Stored items from a collection
----
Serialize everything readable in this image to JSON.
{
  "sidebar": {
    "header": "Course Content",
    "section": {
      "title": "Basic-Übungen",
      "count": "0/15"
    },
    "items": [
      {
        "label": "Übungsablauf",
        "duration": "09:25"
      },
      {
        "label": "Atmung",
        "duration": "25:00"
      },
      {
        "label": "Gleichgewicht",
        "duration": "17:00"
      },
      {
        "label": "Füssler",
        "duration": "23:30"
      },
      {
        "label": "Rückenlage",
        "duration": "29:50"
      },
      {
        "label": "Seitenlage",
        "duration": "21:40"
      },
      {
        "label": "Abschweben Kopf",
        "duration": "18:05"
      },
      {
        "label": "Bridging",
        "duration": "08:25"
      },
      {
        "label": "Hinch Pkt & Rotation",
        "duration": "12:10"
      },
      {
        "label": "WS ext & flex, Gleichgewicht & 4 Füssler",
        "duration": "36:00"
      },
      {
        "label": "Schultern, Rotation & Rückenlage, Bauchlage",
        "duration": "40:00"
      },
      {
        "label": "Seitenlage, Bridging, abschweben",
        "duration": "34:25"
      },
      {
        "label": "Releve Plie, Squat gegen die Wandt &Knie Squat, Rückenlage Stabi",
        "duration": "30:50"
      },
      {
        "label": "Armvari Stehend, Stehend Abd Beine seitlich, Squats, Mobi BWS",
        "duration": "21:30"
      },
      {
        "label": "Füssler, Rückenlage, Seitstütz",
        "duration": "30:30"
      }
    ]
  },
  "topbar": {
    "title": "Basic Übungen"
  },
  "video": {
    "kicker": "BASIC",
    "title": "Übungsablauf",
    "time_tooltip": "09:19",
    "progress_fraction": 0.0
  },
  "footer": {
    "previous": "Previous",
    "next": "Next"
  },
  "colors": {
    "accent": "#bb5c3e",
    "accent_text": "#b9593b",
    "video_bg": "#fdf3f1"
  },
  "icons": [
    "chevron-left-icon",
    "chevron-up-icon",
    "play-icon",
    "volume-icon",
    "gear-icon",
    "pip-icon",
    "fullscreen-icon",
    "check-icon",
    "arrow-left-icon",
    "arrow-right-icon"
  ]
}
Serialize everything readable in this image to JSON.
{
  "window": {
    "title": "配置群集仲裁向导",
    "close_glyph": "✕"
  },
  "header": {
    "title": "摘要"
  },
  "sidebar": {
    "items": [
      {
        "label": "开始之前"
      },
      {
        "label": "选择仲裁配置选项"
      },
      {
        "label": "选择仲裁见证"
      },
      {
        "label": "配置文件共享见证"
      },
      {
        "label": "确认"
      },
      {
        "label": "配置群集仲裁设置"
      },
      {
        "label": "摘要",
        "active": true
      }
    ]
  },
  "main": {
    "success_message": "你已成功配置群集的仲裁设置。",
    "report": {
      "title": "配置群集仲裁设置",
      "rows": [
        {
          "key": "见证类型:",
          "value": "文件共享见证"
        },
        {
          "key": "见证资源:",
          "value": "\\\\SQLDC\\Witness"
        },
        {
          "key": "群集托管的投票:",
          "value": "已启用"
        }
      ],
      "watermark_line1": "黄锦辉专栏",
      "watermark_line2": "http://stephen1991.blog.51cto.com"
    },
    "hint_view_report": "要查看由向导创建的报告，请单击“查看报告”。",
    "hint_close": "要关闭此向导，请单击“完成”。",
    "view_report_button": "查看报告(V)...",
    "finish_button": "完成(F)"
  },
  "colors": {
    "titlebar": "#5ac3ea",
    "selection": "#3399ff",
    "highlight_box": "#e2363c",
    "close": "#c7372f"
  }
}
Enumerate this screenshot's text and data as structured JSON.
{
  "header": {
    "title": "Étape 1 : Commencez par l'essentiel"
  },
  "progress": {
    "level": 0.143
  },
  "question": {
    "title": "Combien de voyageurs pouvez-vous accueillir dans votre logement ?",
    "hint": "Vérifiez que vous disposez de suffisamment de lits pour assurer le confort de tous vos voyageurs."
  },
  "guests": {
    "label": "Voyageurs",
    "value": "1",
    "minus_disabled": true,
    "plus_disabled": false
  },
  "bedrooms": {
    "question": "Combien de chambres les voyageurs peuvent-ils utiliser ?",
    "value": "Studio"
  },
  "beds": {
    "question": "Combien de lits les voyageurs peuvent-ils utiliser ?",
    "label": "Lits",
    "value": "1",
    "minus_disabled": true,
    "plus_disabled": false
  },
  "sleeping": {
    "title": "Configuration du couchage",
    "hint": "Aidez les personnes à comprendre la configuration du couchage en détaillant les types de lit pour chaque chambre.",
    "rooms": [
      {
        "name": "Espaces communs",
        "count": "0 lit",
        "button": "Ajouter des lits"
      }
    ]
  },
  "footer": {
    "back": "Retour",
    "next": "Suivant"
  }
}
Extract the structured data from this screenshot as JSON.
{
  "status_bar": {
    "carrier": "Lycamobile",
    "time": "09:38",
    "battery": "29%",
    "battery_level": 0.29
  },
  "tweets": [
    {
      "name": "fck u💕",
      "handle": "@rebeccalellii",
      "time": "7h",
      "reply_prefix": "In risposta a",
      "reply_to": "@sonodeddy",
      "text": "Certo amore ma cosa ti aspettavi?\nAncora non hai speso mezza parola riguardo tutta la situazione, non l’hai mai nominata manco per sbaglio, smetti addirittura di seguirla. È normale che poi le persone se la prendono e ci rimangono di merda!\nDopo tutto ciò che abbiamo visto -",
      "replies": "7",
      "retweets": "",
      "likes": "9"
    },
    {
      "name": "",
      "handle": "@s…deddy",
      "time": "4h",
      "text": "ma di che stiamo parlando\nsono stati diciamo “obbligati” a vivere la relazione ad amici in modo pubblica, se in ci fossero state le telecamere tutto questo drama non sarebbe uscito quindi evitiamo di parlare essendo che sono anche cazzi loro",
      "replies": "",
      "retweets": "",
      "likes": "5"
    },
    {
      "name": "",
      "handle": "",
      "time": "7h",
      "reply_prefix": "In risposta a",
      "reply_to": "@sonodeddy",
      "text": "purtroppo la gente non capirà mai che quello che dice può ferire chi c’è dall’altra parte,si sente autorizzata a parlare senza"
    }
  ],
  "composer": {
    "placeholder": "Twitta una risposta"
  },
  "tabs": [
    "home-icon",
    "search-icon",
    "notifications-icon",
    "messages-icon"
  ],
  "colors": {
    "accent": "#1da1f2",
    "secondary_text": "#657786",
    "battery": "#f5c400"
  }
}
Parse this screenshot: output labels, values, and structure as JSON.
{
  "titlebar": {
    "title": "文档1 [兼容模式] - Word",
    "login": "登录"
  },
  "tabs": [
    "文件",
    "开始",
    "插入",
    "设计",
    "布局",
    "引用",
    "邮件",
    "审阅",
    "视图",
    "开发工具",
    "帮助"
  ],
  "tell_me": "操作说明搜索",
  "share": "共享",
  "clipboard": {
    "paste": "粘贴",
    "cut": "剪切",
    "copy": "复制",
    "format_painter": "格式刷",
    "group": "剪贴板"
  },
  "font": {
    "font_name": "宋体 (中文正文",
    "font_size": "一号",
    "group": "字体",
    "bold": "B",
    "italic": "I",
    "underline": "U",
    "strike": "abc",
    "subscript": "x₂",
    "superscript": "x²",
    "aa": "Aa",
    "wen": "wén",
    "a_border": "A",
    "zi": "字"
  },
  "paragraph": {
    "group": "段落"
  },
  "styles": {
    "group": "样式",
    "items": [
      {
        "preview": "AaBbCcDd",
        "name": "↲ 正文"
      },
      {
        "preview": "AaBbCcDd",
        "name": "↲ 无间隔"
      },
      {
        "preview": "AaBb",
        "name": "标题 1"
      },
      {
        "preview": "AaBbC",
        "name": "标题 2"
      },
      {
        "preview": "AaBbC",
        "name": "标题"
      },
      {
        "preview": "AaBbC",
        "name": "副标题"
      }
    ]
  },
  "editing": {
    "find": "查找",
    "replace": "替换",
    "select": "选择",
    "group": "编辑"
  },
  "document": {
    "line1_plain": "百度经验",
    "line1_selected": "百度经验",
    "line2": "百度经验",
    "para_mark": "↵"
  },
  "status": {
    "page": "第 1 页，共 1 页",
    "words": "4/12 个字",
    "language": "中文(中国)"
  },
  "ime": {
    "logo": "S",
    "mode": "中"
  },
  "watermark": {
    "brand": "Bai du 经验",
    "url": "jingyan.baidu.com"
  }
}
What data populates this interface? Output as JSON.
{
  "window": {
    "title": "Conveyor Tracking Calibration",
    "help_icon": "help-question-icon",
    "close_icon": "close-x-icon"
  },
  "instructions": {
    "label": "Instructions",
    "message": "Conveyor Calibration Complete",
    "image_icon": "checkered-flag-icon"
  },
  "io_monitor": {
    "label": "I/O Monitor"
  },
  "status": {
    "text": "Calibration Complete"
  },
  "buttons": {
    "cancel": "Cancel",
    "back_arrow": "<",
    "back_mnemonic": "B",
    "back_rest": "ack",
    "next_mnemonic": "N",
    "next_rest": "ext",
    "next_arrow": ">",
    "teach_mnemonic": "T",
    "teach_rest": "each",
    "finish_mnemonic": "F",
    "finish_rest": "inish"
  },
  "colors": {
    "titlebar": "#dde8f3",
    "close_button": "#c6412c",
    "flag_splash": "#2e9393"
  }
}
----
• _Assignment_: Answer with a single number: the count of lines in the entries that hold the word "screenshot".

• _Final answer_: 3